◆ Task description ◆
Among the records below, find the lines with the word "comment" and copy them.
#### Dataset entries ####
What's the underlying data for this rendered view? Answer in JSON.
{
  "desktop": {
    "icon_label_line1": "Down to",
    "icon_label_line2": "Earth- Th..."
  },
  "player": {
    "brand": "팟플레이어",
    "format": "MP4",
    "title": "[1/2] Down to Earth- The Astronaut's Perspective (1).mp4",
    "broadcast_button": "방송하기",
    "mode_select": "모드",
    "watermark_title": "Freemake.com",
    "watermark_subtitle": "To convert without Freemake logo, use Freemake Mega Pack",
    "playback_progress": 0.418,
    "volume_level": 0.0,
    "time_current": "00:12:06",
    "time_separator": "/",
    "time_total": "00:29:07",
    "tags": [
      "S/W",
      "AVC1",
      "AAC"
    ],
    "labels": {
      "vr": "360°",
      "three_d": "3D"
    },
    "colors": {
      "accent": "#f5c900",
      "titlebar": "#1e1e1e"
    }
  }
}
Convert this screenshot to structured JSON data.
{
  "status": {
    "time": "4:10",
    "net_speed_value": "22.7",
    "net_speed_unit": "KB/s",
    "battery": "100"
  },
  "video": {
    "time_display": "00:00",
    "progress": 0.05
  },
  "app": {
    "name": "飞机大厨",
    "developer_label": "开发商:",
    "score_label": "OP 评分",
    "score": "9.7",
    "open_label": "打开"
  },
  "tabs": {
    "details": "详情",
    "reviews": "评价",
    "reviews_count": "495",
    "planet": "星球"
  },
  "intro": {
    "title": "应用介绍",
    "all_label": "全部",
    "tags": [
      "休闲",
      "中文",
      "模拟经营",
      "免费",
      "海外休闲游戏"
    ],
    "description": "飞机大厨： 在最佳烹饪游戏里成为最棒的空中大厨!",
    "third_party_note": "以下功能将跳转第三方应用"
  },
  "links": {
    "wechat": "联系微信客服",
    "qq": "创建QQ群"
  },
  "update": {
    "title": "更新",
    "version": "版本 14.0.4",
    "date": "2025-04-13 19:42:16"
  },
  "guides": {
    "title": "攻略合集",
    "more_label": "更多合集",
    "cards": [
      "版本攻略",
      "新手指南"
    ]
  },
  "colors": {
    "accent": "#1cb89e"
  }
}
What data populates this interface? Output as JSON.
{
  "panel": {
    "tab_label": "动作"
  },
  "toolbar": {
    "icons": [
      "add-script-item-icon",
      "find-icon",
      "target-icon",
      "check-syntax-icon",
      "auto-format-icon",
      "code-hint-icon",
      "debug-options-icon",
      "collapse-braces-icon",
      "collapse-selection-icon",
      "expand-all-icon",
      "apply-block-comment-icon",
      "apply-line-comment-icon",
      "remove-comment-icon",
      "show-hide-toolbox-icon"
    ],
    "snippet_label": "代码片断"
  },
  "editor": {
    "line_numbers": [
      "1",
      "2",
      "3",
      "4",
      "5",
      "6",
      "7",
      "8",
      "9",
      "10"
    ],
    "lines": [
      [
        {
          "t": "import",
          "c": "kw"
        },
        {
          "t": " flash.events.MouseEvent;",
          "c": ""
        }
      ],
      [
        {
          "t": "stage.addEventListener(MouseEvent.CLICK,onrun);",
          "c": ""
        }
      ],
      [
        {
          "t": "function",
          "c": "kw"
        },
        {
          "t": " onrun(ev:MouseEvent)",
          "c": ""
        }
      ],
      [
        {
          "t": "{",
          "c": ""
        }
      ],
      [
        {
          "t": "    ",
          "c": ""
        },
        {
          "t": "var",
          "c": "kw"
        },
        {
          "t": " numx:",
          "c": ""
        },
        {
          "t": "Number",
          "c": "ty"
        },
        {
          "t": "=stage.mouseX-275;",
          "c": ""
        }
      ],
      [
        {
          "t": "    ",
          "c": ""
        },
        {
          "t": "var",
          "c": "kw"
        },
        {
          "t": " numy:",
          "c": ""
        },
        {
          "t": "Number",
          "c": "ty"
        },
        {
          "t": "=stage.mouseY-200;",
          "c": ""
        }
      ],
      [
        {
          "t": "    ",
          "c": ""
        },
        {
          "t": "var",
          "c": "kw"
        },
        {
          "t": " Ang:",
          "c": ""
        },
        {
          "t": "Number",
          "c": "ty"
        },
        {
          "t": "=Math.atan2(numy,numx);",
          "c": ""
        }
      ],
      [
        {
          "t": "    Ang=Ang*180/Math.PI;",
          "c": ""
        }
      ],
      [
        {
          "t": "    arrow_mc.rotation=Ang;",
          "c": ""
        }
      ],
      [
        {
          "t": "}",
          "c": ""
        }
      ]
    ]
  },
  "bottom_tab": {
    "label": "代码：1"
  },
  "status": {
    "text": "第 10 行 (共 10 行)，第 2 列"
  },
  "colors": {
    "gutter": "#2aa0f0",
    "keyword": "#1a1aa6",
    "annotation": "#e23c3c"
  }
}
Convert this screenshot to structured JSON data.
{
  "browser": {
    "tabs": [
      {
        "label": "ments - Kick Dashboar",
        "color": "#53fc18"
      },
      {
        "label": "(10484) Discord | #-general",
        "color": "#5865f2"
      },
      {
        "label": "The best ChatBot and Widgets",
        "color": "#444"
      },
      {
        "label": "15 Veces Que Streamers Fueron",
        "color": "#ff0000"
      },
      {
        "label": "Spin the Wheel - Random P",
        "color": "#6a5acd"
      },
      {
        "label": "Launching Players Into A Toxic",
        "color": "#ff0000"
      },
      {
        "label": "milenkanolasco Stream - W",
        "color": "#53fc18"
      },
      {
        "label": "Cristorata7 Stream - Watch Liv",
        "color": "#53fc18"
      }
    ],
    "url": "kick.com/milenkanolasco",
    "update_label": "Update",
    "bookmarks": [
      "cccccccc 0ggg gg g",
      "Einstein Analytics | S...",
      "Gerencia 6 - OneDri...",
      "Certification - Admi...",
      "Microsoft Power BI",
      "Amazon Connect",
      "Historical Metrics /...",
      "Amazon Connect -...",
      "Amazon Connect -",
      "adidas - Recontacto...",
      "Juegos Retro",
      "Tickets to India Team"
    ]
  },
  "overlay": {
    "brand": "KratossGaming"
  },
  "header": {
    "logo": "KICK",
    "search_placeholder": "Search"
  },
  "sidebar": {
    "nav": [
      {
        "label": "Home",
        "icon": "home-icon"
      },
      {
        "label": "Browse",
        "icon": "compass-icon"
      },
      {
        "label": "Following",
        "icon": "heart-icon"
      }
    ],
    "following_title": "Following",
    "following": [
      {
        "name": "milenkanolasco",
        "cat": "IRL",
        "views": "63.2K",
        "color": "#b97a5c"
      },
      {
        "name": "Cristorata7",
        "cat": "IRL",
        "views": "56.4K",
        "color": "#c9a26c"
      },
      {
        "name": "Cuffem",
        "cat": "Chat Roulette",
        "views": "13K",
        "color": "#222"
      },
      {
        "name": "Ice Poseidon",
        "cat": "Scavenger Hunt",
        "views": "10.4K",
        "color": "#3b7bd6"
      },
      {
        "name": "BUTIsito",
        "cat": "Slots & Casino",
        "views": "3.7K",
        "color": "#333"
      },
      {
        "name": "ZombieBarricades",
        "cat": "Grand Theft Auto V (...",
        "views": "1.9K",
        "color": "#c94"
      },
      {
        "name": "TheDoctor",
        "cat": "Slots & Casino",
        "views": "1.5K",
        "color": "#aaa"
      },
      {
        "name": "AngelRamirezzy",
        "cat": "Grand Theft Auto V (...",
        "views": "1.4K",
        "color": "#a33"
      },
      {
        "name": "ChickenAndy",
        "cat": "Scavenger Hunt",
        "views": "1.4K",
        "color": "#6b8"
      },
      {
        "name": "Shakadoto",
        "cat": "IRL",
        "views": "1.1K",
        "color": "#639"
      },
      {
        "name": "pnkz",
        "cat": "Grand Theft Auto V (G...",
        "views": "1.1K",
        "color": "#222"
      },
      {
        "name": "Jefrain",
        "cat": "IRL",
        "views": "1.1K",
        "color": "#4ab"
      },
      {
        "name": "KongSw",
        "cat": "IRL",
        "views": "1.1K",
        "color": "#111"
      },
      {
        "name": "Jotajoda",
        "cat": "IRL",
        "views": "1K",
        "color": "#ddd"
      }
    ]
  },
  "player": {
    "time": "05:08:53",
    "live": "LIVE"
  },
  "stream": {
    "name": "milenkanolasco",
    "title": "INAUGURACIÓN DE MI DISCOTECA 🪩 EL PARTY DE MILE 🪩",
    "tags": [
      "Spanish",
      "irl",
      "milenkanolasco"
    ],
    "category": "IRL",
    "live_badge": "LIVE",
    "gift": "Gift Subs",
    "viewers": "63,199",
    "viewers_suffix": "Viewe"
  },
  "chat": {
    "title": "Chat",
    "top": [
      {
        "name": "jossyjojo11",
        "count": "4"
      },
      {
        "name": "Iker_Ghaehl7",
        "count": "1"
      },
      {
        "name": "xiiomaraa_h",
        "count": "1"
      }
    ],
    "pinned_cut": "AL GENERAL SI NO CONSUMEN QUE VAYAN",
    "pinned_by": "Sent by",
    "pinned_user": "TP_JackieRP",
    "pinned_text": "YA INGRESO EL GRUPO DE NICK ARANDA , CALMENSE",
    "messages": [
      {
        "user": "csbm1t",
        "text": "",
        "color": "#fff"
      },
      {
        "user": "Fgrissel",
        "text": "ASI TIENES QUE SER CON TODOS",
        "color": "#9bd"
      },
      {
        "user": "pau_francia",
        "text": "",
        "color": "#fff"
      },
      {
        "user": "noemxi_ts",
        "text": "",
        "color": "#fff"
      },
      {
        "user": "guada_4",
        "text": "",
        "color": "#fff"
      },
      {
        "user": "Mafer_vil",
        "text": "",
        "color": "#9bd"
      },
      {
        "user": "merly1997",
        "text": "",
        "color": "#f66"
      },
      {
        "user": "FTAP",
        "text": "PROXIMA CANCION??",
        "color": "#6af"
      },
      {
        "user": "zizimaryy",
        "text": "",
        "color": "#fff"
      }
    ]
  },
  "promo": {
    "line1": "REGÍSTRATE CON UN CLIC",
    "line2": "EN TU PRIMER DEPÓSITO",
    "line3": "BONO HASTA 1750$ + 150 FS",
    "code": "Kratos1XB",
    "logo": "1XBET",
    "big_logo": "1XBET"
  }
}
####
◆ Your response ◆
      "apply-block-comment-icon",
      "apply-line-comment-icon",
      "remove-comment-icon",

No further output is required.